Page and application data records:
# # # #

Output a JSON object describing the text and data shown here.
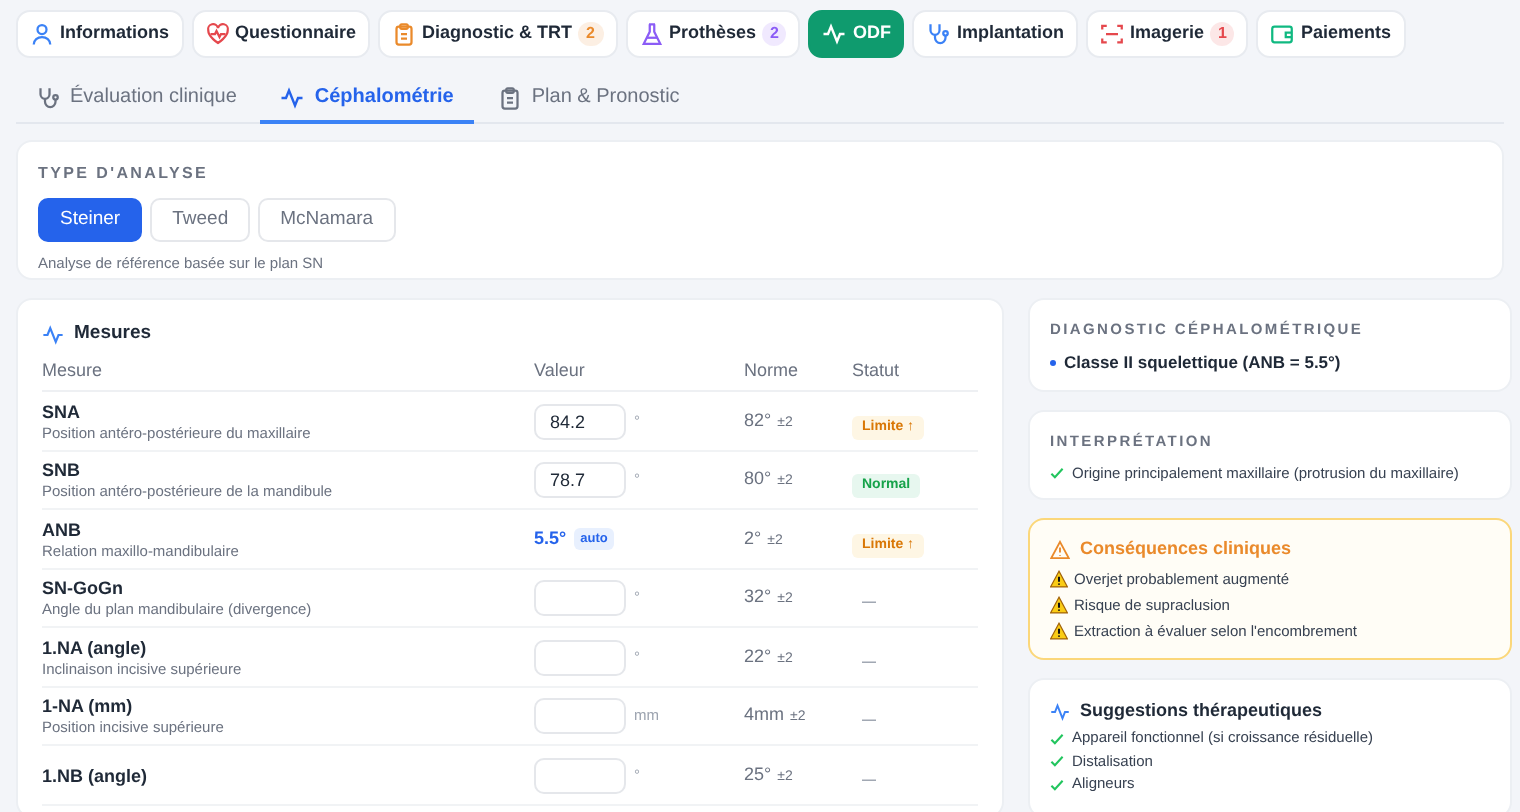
{
  "nav_tabs": [
    {
      "label": "Informations",
      "selected": false
    },
    {
      "label": "Questionnaire",
      "selected": false
    },
    {
      "label": "Diagnostic & TRT",
      "selected": false,
      "badge": {
        "text": "2",
        "color": "#ea8a2b"
      }
    },
    {
      "label": "Prothèses",
      "selected": false,
      "badge": {
        "text": "2",
        "color": "#8b5cf6"
      }
    },
    {
      "label": "ODF",
      "selected": true
    },
    {
      "label": "Implantation",
      "selected": false
    },
    {
      "label": "Imagerie",
      "selected": false,
      "badge": {
        "text": "1",
        "color": "#e5484d"
      }
    },
    {
      "label": "Paiements",
      "selected": false
    }
  ],
  "sub_tabs": [
    {
      "label": "Évaluation clinique",
      "selected": false
    },
    {
      "label": "Céphalométrie",
      "selected": true
    },
    {
      "label": "Plan & Pronostic",
      "selected": false
    }
  ],
  "analysis_type": {
    "title": "TYPE D'ANALYSE",
    "options": [
      {
        "label": "Steiner",
        "selected": true
      },
      {
        "label": "Tweed",
        "selected": false
      },
      {
        "label": "McNamara",
        "selected": false
      }
    ],
    "note": "Analyse de référence basée sur le plan SN"
  },
  "measures": {
    "title": "Mesures",
    "columns": [
      "Mesure",
      "Valeur",
      "Norme",
      "Statut"
    ],
    "rows": [
      {
        "name": "SNA",
        "desc": "Position antéro-postérieure du maxillaire",
        "kind": "input",
        "value": "84.2",
        "unit": "°",
        "norm": "82°",
        "tolerance": "±2",
        "status": {
          "kind": "limit",
          "text": "Limite ↑"
        }
      },
      {
        "name": "SNB",
        "desc": "Position antéro-postérieure de la mandibule",
        "kind": "input",
        "value": "78.7",
        "unit": "°",
        "norm": "80°",
        "tolerance": "±2",
        "status": {
          "kind": "normal",
          "text": "Normal"
        }
      },
      {
        "name": "ANB",
        "desc": "Relation maxillo-mandibulaire",
        "kind": "auto",
        "value": "5.5°",
        "auto_label": "auto",
        "norm": "2°",
        "tolerance": "±2",
        "status": {
          "kind": "limit",
          "text": "Limite ↑"
        }
      },
      {
        "name": "SN-GoGn",
        "desc": "Angle du plan mandibulaire (divergence)",
        "kind": "input",
        "unit": "°",
        "norm": "32°",
        "tolerance": "±2",
        "status": {
          "kind": "none",
          "text": "—"
        }
      },
      {
        "name": "1.NA (angle)",
        "desc": "Inclinaison incisive supérieure",
        "kind": "input",
        "unit": "°",
        "norm": "22°",
        "tolerance": "±2",
        "status": {
          "kind": "none",
          "text": "—"
        }
      },
      {
        "name": "1-NA (mm)",
        "desc": "Position incisive supérieure",
        "kind": "input",
        "unit": "mm",
        "norm": "4mm",
        "tolerance": "±2",
        "status": {
          "kind": "none",
          "text": "—"
        }
      },
      {
        "name": "1.NB (angle)",
        "kind": "input",
        "unit": "°",
        "norm": "25°",
        "tolerance": "±2",
        "status": {
          "kind": "none",
          "text": "—"
        }
      }
    ]
  },
  "diagnostic": {
    "title": "DIAGNOSTIC CÉPHALOMÉTRIQUE",
    "items": [
      "Classe II squelettique (ANB = 5.5°)"
    ]
  },
  "interpretation": {
    "title": "INTERPRÉTATION",
    "items": [
      "Origine principalement maxillaire (protrusion du maxillaire)"
    ]
  },
  "consequences": {
    "title": "Conséquences cliniques",
    "items": [
      "Overjet probablement augmenté",
      "Risque de supraclusion",
      "Extraction à évaluer selon l'encombrement"
    ]
  },
  "suggestions": {
    "title": "Suggestions thérapeutiques",
    "items": [
      "Appareil fonctionnel (si croissance résiduelle)",
      "Distalisation",
      "Aligneurs"
    ]
  }
}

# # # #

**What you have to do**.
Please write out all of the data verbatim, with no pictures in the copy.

**Answer section**.
Output a JSON object describing the text and data shown here.
{
  "nav_tabs": [
    {
      "label": "Informations",
      "selected": false
    },
    {
      "label": "Questionnaire",
      "selected": false
    },
    {
      "label": "Diagnostic & TRT",
      "selected": false,
      "badge": {
        "text": "2",
        "color": "#ea8a2b"
      }
    },
    {
      "label": "Prothèses",
      "selected": false,
      "badge": {
        "text": "2",
        "color": "#8b5cf6"
      }
    },
    {
      "label": "ODF",
      "selected": true
    },
    {
      "label": "Implantation",
      "selected": false
    },
    {
      "label": "Imagerie",
      "selected": false,
      "badge": {
        "text": "1",
        "color": "#e5484d"
      }
    },
    {
      "label": "Paiements",
      "selected": false
    }
  ],
  "sub_tabs": [
    {
      "label": "Évaluation clinique",
      "selected": false
    },
    {
      "label": "Céphalométrie",
      "selected": true
    },
    {
      "label": "Plan & Pronostic",
      "selected": false
    }
  ],
  "analysis_type": {
    "title": "TYPE D'ANALYSE",
    "options": [
      {
        "label": "Steiner",
        "selected": true
      },
      {
        "label": "Tweed",
        "selected": false
      },
      {
        "label": "McNamara",
        "selected": false
      }
    ],
    "note": "Analyse de référence basée sur le plan SN"
  },
  "measures": {
    "title": "Mesures",
    "columns": [
      "Mesure",
      "Valeur",
      "Norme",
      "Statut"
    ],
    "rows": [
      {
        "name": "SNA",
        "desc": "Position antéro-postérieure du maxillaire",
        "kind": "input",
        "value": "84.2",
        "unit": "°",
        "norm": "82°",
        "tolerance": "±2",
        "status": {
          "kind": "limit",
          "text": "Limite ↑"
        }
      },
      {
        "name": "SNB",
        "desc": "Position antéro-postérieure de la mandibule",
        "kind": "input",
        "value": "78.7",
        "unit": "°",
        "norm": "80°",
        "tolerance": "±2",
        "status": {
          "kind": "normal",
          "text": "Normal"
        }
      },
      {
        "name": "ANB",
        "desc": "Relation maxillo-mandibulaire",
        "kind": "auto",
        "value": "5.5°",
        "auto_label": "auto",
        "norm": "2°",
        "tolerance": "±2",
        "status": {
          "kind": "limit",
          "text": "Limite ↑"
        }
      },
      {
        "name": "SN-GoGn",
        "desc": "Angle du plan mandibulaire (divergence)",
        "kind": "input",
        "unit": "°",
        "norm": "32°",
        "tolerance": "±2",
        "status": {
          "kind": "none",
          "text": "—"
        }
      },
      {
        "name": "1.NA (angle)",
        "desc": "Inclinaison incisive supérieure",
        "kind": "input",
        "unit": "°",
        "norm": "22°",
        "tolerance": "±2",
        "status": {
          "kind": "none",
          "text": "—"
        }
      },
      {
        "name": "1-NA (mm)",
        "desc": "Position incisive supérieure",
        "kind": "input",
        "unit": "mm",
        "norm": "4mm",
        "tolerance": "±2",
        "status": {
          "kind": "none",
          "text": "—"
        }
      },
      {
        "name": "1.NB (angle)",
        "kind": "input",
        "unit": "°",
        "norm": "25°",
        "tolerance": "±2",
        "status": {
          "kind": "none",
          "text": "—"
        }
      }
    ]
  },
  "diagnostic": {
    "title": "DIAGNOSTIC CÉPHALOMÉTRIQUE",
    "items": [
      "Classe II squelettique (ANB = 5.5°)"
    ]
  },
  "interpretation": {
    "title": "INTERPRÉTATION",
    "items": [
      "Origine principalement maxillaire (protrusion du maxillaire)"
    ]
  },
  "consequences": {
    "title": "Conséquences cliniques",
    "items": [
      "Overjet probablement augmenté",
      "Risque de supraclusion",
      "Extraction à évaluer selon l'encombrement"
    ]
  },
  "suggestions": {
    "title": "Suggestions thérapeutiques",
    "items": [
      "Appareil fonctionnel (si croissance résiduelle)",
      "Distalisation",
      "Aligneurs"
    ]
  }
}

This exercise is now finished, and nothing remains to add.